━━━ Records for this exercise

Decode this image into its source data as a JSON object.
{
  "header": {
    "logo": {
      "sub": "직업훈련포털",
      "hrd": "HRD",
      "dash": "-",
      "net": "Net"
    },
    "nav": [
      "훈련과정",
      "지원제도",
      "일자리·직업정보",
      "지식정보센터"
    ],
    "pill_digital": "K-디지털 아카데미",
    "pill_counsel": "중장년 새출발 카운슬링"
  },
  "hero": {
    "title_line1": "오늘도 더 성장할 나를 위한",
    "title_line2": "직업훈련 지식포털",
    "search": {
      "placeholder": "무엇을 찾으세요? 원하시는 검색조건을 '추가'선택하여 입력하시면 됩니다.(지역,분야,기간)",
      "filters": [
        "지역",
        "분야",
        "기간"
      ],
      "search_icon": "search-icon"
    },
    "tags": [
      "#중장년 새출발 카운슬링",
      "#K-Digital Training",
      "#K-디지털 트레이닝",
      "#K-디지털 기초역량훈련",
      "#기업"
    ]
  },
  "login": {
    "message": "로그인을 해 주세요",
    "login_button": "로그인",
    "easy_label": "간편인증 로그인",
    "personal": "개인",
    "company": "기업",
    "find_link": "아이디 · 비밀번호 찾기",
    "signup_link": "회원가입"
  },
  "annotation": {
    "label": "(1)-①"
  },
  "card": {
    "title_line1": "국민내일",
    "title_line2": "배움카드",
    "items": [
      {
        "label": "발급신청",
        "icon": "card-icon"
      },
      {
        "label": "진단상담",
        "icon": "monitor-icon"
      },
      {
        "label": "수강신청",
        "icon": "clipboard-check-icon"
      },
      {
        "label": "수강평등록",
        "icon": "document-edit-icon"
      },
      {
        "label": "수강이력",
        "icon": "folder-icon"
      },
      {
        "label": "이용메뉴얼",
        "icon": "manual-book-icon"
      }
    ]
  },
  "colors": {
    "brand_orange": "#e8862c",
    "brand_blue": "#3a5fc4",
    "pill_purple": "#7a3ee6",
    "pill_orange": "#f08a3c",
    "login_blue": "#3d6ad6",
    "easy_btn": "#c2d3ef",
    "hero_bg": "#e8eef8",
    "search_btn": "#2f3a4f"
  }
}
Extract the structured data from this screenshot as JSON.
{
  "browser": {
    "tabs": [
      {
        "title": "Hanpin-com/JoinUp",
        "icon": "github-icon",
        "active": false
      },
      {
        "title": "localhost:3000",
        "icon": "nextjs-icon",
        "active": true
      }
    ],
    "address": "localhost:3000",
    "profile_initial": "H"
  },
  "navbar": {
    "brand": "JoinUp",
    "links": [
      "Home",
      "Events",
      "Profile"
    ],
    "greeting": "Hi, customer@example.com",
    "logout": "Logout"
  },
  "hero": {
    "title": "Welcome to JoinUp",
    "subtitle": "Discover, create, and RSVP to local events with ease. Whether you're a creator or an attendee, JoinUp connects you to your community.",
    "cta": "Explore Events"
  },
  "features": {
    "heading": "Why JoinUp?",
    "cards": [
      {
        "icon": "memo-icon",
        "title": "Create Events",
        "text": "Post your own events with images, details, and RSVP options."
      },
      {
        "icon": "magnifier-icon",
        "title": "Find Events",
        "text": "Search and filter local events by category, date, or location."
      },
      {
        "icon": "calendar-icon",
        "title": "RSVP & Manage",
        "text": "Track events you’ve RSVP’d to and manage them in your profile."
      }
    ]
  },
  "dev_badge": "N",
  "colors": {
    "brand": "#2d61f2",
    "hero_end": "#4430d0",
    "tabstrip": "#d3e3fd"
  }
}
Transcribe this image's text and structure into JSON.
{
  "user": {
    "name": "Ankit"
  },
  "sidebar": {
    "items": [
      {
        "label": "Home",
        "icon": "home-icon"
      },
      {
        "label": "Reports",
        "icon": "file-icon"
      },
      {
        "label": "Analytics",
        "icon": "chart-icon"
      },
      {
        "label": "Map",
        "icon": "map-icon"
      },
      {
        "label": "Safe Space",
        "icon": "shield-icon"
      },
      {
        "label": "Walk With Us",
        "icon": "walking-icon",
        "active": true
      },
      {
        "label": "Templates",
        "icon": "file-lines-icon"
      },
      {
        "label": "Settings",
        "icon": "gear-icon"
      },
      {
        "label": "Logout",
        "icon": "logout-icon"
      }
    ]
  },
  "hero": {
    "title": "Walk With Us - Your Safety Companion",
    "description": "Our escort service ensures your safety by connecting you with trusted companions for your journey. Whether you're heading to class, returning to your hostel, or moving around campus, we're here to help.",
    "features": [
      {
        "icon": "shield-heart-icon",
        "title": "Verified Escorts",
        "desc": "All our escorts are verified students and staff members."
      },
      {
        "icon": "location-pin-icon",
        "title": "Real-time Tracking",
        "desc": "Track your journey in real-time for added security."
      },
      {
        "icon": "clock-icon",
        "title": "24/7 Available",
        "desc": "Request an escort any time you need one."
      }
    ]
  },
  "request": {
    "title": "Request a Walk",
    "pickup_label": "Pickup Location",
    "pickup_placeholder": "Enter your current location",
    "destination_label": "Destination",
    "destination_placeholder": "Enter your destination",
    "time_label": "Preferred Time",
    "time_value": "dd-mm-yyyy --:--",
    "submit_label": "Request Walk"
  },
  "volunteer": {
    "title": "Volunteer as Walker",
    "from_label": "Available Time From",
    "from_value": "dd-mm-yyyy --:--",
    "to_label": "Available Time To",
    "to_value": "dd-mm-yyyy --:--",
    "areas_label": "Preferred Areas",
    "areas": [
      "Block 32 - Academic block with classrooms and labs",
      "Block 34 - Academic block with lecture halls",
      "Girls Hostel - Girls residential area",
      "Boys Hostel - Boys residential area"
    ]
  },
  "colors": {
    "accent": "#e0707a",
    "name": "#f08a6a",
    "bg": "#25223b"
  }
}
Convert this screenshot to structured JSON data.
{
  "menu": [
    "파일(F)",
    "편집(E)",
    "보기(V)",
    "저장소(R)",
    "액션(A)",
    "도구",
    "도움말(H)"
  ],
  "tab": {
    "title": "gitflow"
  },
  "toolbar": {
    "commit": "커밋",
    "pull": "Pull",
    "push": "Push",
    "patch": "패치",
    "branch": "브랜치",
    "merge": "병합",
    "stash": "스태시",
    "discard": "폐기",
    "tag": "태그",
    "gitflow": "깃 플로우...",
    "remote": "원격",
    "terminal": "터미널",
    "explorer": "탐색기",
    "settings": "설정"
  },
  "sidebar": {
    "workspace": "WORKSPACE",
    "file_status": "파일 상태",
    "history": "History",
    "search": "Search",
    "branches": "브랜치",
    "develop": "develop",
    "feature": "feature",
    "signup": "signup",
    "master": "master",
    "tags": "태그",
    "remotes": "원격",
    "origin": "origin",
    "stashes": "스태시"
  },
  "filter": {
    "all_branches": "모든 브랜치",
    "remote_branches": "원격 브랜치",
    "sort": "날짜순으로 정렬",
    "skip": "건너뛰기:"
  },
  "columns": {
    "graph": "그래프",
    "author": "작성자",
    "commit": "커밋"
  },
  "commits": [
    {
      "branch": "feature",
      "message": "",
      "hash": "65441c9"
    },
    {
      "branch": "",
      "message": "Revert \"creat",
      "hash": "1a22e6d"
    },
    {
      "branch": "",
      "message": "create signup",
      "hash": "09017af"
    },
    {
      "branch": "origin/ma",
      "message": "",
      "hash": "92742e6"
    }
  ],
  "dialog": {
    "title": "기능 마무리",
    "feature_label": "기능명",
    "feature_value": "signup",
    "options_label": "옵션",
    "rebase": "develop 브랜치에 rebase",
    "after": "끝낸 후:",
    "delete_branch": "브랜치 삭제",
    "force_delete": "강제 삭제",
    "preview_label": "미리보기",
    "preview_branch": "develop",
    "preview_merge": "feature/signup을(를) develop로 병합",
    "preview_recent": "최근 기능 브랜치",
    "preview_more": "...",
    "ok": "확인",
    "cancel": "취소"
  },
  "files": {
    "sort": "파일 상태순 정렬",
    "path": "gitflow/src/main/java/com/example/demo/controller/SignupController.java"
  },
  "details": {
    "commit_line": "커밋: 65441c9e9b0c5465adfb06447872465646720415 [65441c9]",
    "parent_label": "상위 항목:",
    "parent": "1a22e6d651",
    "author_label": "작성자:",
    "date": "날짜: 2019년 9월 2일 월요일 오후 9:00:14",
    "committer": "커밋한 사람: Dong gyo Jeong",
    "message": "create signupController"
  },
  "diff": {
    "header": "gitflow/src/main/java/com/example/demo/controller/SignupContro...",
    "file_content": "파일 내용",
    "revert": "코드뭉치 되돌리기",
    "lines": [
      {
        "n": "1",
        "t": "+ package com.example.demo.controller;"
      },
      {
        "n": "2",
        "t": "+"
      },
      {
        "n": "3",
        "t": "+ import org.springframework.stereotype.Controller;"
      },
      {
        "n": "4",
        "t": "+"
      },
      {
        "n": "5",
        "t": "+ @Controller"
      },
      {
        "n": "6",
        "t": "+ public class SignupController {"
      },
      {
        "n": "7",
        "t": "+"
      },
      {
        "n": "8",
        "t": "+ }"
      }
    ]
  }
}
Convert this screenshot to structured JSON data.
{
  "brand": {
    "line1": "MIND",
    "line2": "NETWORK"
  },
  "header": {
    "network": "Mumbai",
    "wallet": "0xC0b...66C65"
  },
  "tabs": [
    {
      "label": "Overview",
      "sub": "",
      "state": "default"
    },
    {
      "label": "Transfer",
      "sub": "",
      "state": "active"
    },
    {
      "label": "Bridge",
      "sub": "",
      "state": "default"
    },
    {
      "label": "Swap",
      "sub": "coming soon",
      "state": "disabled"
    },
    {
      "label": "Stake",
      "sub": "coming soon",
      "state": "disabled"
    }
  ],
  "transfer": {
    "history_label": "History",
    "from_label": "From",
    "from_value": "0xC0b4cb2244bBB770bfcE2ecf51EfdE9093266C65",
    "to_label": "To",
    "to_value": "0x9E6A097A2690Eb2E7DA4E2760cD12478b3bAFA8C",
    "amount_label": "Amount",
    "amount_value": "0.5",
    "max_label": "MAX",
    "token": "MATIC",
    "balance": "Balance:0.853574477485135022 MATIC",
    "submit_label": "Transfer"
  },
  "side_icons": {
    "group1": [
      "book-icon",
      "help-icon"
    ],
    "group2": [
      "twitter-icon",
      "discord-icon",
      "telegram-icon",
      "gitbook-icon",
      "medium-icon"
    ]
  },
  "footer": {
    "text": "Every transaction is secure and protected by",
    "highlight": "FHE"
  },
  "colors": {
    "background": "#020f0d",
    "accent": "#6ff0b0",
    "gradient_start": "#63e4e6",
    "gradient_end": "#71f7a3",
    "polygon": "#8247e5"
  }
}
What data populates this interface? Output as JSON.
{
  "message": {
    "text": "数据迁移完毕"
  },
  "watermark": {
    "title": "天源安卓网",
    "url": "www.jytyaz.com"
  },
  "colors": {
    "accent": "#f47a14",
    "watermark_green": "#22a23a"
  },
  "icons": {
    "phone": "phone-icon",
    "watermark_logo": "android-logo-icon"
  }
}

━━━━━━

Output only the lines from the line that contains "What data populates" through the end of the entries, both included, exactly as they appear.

What data populates this interface? Output as JSON.
{
  "message": {
    "text": "数据迁移完毕"
  },
  "watermark": {
    "title": "天源安卓网",
    "url": "www.jytyaz.com"
  },
  "colors": {
    "accent": "#f47a14",
    "watermark_green": "#22a23a"
  },
  "icons": {
    "phone": "phone-icon",
    "watermark_logo": "android-logo-icon"
  }
}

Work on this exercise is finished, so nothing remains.